How do colleges decide which teenagers will win their merit scholarships? And, just as importantly, how do schools determine how much each scholarship winner will receive.
I was excited to gain some insight into that question yesterday when I talked to Jonathan Burdick, the undergraduate admissions and financial aid director at the University of Rochester.
After the latest admission season was over, Burdick crunched the numbers to see what admission factors had influenced the university’s merit scholarship decisions for its newest crop of freshmen. While test scores and GPA certainly mattered, you might be surprised at some of the other factors that weighed heavily in the school’s merit awards.
Getting an Extra $3,000 for Asking Questions

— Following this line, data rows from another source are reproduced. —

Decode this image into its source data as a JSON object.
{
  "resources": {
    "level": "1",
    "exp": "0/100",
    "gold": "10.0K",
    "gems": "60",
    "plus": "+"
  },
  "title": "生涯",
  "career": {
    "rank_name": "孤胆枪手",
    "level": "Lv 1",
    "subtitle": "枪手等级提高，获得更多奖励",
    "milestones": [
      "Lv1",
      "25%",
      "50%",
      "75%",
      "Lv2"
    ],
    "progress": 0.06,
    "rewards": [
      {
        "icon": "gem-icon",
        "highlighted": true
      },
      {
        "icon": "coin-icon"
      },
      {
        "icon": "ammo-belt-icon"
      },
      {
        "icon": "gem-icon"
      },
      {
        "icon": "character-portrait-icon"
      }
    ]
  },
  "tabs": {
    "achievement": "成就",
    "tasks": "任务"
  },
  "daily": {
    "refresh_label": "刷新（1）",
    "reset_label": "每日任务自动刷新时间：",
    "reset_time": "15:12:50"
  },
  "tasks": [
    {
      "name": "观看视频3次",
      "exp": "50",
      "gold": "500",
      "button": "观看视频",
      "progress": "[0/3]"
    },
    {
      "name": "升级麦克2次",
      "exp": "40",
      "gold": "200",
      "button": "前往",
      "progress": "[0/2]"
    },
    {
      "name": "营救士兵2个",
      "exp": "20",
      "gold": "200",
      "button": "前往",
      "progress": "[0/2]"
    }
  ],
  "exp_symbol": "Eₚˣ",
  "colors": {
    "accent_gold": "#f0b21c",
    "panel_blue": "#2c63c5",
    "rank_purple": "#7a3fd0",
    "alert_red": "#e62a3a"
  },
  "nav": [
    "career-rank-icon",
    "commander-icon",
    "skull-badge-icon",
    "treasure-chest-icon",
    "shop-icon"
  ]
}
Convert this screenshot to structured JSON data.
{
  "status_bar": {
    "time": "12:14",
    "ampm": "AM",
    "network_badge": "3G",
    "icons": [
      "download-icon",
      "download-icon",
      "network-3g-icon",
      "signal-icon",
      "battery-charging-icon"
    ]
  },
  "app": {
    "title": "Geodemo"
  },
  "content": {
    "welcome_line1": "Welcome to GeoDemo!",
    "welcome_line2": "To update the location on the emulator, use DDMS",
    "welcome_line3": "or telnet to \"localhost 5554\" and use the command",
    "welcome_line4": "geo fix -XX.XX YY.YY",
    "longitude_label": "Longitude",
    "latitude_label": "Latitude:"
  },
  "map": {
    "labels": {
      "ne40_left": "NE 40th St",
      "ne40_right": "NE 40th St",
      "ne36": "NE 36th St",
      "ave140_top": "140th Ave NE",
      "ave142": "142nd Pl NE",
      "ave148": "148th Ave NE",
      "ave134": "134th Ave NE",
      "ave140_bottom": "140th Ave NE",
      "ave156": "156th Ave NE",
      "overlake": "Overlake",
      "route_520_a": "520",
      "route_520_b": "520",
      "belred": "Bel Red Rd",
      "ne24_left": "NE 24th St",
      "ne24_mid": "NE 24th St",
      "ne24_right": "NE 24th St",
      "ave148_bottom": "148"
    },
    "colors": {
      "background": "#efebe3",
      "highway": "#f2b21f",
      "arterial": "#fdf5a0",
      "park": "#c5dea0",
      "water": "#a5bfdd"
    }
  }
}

Here’s one of them: being an applicant outside of New York state was worth an extra $2,000. The University of Rochester, like many schools, crave geographic diversity and would love to have students from all 50 states. Burdick suspects that the farther away the applicant lived from Rochester, the larger the merit award.
Freshmen were also rewarded for showing genuine interest in the upstate New York school. Students who had serious conversations with admissions and/or financial aid officers earned an extra $3,000! Scheduling an interview was worth $250. This certainly supports what I suggested in this recent post: Which Colleges Should I Visit.
For students who wonder if taking tough AP, IB or honors classes is worth it, Rochester believes it is. Students received about $400 per rigorous course. And every “A” on the report card was worth $62.
While these scholarship figures are specific to the University of Rochester, they can serve as a scholarship guideline to teenagers who are interested in selective colleges and universities.
I wrote a post over at my other college blog over at CBS MoneyWatch that includes even more scholarship numbers from Rochester. Please click on the following link and see what other factors, including filing application paperwork on time and choosing under appreciated majors, were worth:
One more thing…..
What do you think of Rochester’s scholarship policy? Or do you have any questions about college scholarships? If so, please use my comment box below!
Lynn O’Shaughnessy is the author of The College Solution and she also writes college blogs for CBSMoneyWatch and US News & World Report. Follow her on Twitter.